Bush reg, feds end Metro special service to games
Absolutely outrageous. Here’s the Times article.
So the Bush administration put in this amazingly horrible regulation that public transportation agencies can’t (can’t) operate a charter like Metro has if there are private operators who can. Can’t compete… can’t operate. And, as I pointed out last time we talked about this, the way they did it meant that any moron with a school bus could claim they could serve the games and Metro would be entirely barred from trying.
The Seahawks already got hosed over this.

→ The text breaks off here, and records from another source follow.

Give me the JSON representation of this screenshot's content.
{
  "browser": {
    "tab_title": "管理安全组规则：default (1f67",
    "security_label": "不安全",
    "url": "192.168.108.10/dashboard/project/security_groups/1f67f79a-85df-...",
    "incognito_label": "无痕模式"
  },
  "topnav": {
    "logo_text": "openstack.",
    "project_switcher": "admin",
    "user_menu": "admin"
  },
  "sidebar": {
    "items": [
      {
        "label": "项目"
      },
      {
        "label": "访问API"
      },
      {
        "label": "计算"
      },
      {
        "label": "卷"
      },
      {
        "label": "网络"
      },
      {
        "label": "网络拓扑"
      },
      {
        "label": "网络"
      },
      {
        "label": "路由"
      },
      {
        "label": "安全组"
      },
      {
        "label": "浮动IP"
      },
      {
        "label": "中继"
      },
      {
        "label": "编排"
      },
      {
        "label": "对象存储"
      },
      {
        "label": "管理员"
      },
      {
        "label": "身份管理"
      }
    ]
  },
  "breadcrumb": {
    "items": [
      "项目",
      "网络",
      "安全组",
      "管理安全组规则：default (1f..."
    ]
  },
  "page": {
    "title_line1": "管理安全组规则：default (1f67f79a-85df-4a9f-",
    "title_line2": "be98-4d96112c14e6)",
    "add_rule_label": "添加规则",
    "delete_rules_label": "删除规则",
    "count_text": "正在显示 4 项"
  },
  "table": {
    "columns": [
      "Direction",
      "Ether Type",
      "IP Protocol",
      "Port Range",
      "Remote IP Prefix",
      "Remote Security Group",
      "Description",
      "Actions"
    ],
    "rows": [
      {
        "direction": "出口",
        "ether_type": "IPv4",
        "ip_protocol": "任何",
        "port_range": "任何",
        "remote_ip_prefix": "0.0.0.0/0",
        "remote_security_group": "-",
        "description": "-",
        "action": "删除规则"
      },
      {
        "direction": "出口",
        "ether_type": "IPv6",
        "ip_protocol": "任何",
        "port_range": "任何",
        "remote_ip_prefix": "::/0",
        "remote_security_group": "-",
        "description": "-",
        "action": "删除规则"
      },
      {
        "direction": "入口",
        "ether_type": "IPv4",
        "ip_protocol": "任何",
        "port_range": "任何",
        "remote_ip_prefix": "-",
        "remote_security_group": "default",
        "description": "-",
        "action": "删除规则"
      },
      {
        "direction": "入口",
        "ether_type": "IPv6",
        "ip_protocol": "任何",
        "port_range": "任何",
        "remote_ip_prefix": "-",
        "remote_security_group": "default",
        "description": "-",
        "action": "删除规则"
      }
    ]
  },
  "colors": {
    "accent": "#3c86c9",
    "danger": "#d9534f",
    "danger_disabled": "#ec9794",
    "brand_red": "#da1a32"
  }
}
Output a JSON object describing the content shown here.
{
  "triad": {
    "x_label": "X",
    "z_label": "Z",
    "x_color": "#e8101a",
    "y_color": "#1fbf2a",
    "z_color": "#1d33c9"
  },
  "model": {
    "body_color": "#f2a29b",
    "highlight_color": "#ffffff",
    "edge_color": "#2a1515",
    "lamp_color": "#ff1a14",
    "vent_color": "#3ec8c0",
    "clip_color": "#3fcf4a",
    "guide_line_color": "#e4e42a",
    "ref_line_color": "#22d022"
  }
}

This is a great thing the M’s have done for ten years, and I love them for it. And now it’s dead. The M’s got a waiver last year. But now you’re screwed, because they can’t, soooo… So let’s talk about how this regulation’s working out.
The Mariners say Starline’s costs would have been around $15-20 per passenger. Fares would have paid $5 and the team would have paid $300,000 or more to defray the rest, Hale said.
Last season, the team got a temporary waiver from the Federal Transit Administration (FTA) to hire Metro, which charged $3 a ride, while the Mariners paid a $159,000 subsidy, said Hale.
That’s great! So Metro can provide cheaper service to fans and to the M’s, but they can’t. Because they’re barred from doing so. Oh, but here’s the money quote.
Starline argues that if Metro were to charge for its full costs, including the buses themselves, the bill would be much higher than what Starline seeks.
“The Mariners want the taxpayer to pay for it,” said Gillis.
This is the whole point of public transportation. The system’s in place. The incremental cost for Metro, which has buses, drivers, maintenance, and all that infrastructure in place is low. For Starline, which has to pay people like Chief Executive Gladys Gillis to make objectivist arguments about the societal cost of bus systems, it’s higher.
Unless the choice is “abolish Metro and have the smoking remains bid against charter providers” the clear and obvious winner of that competition is Metro. And because of this ridiculous reg, and the Obama administration’s baffling decision here, now everyone loses.
And it just got a lot harder to go to games — Hale said that shuttles served 300-500 last year, but here’s the thing: the shuttles provide greater value the higher attendance becomes. If there’s four people going to the game, it doesn’t hurt congestion downtown if they drive or not. But the more people and cars we try and stuff in, it doesn’t get +1 annoying for +1 driver, it quickly becomes +2 annoying, +3, and on and on. The shuttles are a huge, huge help there. I’d love to see numbers on how many people were taking them every day in 2001, for instance.